Title III CrowdfundingPeter R. Orszag, writing in Bloomberg View, highlights a study of public SEC-filed Form 10-K annual reports, which found that companies that make changes to the disclosure in their 10-Ks from one year to the next tend to have lower stock returns than average after publication of those changes. The study found that a significant majority of the changes constituted disclosure of negative information, so the resulting decline in performance is not surprising.

A study like this is possible because of the reality that much disclosure contained in periodic reports like Form 10-K (annual report) and Form 10-Q (quarterly report) is repeated verbatim from one year to the next. There are times when a company determines to revamp its disclosure for reasons other than divulging new and negative information, such as neutral changes in the company’s business activities, a desire to improve the readability of the prose, response to SEC comments to the disclosure, etc. But in most cases, the process undertaken by the lead draftsperson for a 10-K or 10-Q is to start with the immediately previous filing and make changes to that document only as needed to ensure that the disclosure is correct and updated.

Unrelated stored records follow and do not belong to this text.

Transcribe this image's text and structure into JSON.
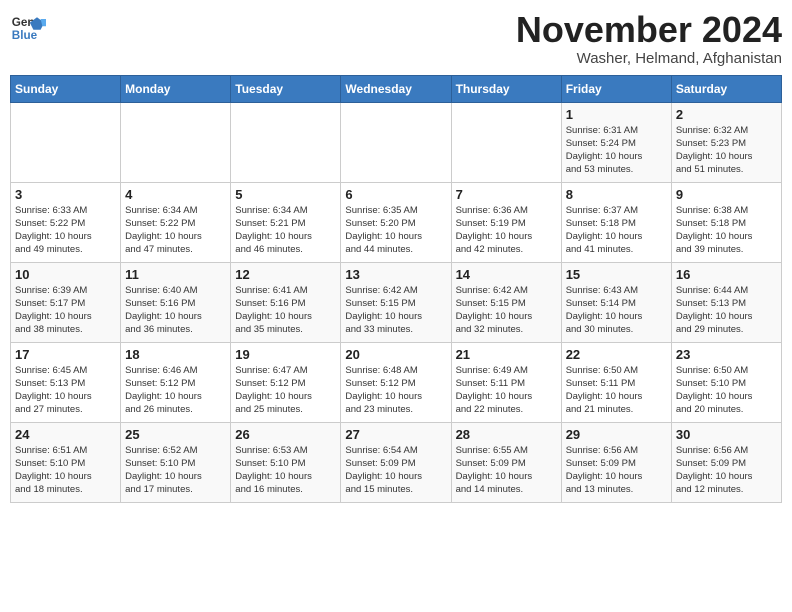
{
  "header": {
    "logo_line1": "General",
    "logo_line2": "Blue",
    "title": "November 2024",
    "subtitle": "Washer, Helmand, Afghanistan"
  },
  "weekdays": [
    "Sunday",
    "Monday",
    "Tuesday",
    "Wednesday",
    "Thursday",
    "Friday",
    "Saturday"
  ],
  "weeks": [
    [
      {
        "day": "",
        "info": ""
      },
      {
        "day": "",
        "info": ""
      },
      {
        "day": "",
        "info": ""
      },
      {
        "day": "",
        "info": ""
      },
      {
        "day": "",
        "info": ""
      },
      {
        "day": "1",
        "info": "Sunrise: 6:31 AM\nSunset: 5:24 PM\nDaylight: 10 hours\nand 53 minutes."
      },
      {
        "day": "2",
        "info": "Sunrise: 6:32 AM\nSunset: 5:23 PM\nDaylight: 10 hours\nand 51 minutes."
      }
    ],
    [
      {
        "day": "3",
        "info": "Sunrise: 6:33 AM\nSunset: 5:22 PM\nDaylight: 10 hours\nand 49 minutes."
      },
      {
        "day": "4",
        "info": "Sunrise: 6:34 AM\nSunset: 5:22 PM\nDaylight: 10 hours\nand 47 minutes."
      },
      {
        "day": "5",
        "info": "Sunrise: 6:34 AM\nSunset: 5:21 PM\nDaylight: 10 hours\nand 46 minutes."
      },
      {
        "day": "6",
        "info": "Sunrise: 6:35 AM\nSunset: 5:20 PM\nDaylight: 10 hours\nand 44 minutes."
      },
      {
        "day": "7",
        "info": "Sunrise: 6:36 AM\nSunset: 5:19 PM\nDaylight: 10 hours\nand 42 minutes."
      },
      {
        "day": "8",
        "info": "Sunrise: 6:37 AM\nSunset: 5:18 PM\nDaylight: 10 hours\nand 41 minutes."
      },
      {
        "day": "9",
        "info": "Sunrise: 6:38 AM\nSunset: 5:18 PM\nDaylight: 10 hours\nand 39 minutes."
      }
    ],
    [
      {
        "day": "10",
        "info": "Sunrise: 6:39 AM\nSunset: 5:17 PM\nDaylight: 10 hours\nand 38 minutes."
      },
      {
        "day": "11",
        "info": "Sunrise: 6:40 AM\nSunset: 5:16 PM\nDaylight: 10 hours\nand 36 minutes."
      },
      {
        "day": "12",
        "info": "Sunrise: 6:41 AM\nSunset: 5:16 PM\nDaylight: 10 hours\nand 35 minutes."
      },
      {
        "day": "13",
        "info": "Sunrise: 6:42 AM\nSunset: 5:15 PM\nDaylight: 10 hours\nand 33 minutes."
      },
      {
        "day": "14",
        "info": "Sunrise: 6:42 AM\nSunset: 5:15 PM\nDaylight: 10 hours\nand 32 minutes."
      },
      {
        "day": "15",
        "info": "Sunrise: 6:43 AM\nSunset: 5:14 PM\nDaylight: 10 hours\nand 30 minutes."
      },
      {
        "day": "16",
        "info": "Sunrise: 6:44 AM\nSunset: 5:13 PM\nDaylight: 10 hours\nand 29 minutes."
      }
    ],
    [
      {
        "day": "17",
        "info": "Sunrise: 6:45 AM\nSunset: 5:13 PM\nDaylight: 10 hours\nand 27 minutes."
      },
      {
        "day": "18",
        "info": "Sunrise: 6:46 AM\nSunset: 5:12 PM\nDaylight: 10 hours\nand 26 minutes."
      },
      {
        "day": "19",
        "info": "Sunrise: 6:47 AM\nSunset: 5:12 PM\nDaylight: 10 hours\nand 25 minutes."
      },
      {
        "day": "20",
        "info": "Sunrise: 6:48 AM\nSunset: 5:12 PM\nDaylight: 10 hours\nand 23 minutes."
      },
      {
        "day": "21",
        "info": "Sunrise: 6:49 AM\nSunset: 5:11 PM\nDaylight: 10 hours\nand 22 minutes."
      },
      {
        "day": "22",
        "info": "Sunrise: 6:50 AM\nSunset: 5:11 PM\nDaylight: 10 hours\nand 21 minutes."
      },
      {
        "day": "23",
        "info": "Sunrise: 6:50 AM\nSunset: 5:10 PM\nDaylight: 10 hours\nand 20 minutes."
      }
    ],
    [
      {
        "day": "24",
        "info": "Sunrise: 6:51 AM\nSunset: 5:10 PM\nDaylight: 10 hours\nand 18 minutes."
      },
      {
        "day": "25",
        "info": "Sunrise: 6:52 AM\nSunset: 5:10 PM\nDaylight: 10 hours\nand 17 minutes."
      },
      {
        "day": "26",
        "info": "Sunrise: 6:53 AM\nSunset: 5:10 PM\nDaylight: 10 hours\nand 16 minutes."
      },
      {
        "day": "27",
        "info": "Sunrise: 6:54 AM\nSunset: 5:09 PM\nDaylight: 10 hours\nand 15 minutes."
      },
      {
        "day": "28",
        "info": "Sunrise: 6:55 AM\nSunset: 5:09 PM\nDaylight: 10 hours\nand 14 minutes."
      },
      {
        "day": "29",
        "info": "Sunrise: 6:56 AM\nSunset: 5:09 PM\nDaylight: 10 hours\nand 13 minutes."
      },
      {
        "day": "30",
        "info": "Sunrise: 6:56 AM\nSunset: 5:09 PM\nDaylight: 10 hours\nand 12 minutes."
      }
    ]
  ]
}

The results of this study are heartening to me in the sense that it shows that public company disclosure requirements are successful in forcing companies to reveal information that is actually relevant and useful to investors. One can imagine an alternative system that was more form over substance that permitted companies to withhold truly material information. But for all the rhetoric about regulatory overreach and how the SEC’s requirements discourage companies from going public, the reality is that the system results in valuable information being disseminated to the investor community.